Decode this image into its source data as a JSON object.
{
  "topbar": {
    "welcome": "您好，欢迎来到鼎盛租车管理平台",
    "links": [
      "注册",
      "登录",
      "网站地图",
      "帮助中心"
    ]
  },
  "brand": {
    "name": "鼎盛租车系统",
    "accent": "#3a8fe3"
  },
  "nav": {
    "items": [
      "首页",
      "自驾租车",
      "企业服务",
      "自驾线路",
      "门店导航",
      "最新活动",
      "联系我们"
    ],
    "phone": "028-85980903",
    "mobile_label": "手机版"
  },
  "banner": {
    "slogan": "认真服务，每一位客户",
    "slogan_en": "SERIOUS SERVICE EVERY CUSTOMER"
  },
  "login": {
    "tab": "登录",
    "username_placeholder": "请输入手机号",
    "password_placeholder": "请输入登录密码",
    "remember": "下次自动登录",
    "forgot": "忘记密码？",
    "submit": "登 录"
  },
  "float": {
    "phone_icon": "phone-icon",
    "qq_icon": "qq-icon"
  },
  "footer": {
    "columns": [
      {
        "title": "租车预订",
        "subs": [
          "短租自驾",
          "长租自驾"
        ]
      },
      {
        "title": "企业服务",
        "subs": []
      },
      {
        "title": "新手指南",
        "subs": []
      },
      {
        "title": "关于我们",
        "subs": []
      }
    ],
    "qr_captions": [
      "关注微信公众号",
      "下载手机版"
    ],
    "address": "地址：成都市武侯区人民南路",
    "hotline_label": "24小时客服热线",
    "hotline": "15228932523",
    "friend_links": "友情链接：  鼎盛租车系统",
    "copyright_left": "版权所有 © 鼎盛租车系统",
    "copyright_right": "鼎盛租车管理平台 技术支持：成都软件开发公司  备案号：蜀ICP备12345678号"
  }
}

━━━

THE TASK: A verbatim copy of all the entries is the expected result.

SOLVED EXERCISE:
Decode this image into its source data as a JSON object.
{
  "topbar": {
    "welcome": "您好，欢迎来到鼎盛租车管理平台",
    "links": [
      "注册",
      "登录",
      "网站地图",
      "帮助中心"
    ]
  },
  "brand": {
    "name": "鼎盛租车系统",
    "accent": "#3a8fe3"
  },
  "nav": {
    "items": [
      "首页",
      "自驾租车",
      "企业服务",
      "自驾线路",
      "门店导航",
      "最新活动",
      "联系我们"
    ],
    "phone": "028-85980903",
    "mobile_label": "手机版"
  },
  "banner": {
    "slogan": "认真服务，每一位客户",
    "slogan_en": "SERIOUS SERVICE EVERY CUSTOMER"
  },
  "login": {
    "tab": "登录",
    "username_placeholder": "请输入手机号",
    "password_placeholder": "请输入登录密码",
    "remember": "下次自动登录",
    "forgot": "忘记密码？",
    "submit": "登 录"
  },
  "float": {
    "phone_icon": "phone-icon",
    "qq_icon": "qq-icon"
  },
  "footer": {
    "columns": [
      {
        "title": "租车预订",
        "subs": [
          "短租自驾",
          "长租自驾"
        ]
      },
      {
        "title": "企业服务",
        "subs": []
      },
      {
        "title": "新手指南",
        "subs": []
      },
      {
        "title": "关于我们",
        "subs": []
      }
    ],
    "qr_captions": [
      "关注微信公众号",
      "下载手机版"
    ],
    "address": "地址：成都市武侯区人民南路",
    "hotline_label": "24小时客服热线",
    "hotline": "15228932523",
    "friend_links": "友情链接：  鼎盛租车系统",
    "copyright_left": "版权所有 © 鼎盛租车系统",
    "copyright_right": "鼎盛租车管理平台 技术支持：成都软件开发公司  备案号：蜀ICP备12345678号"
  }
}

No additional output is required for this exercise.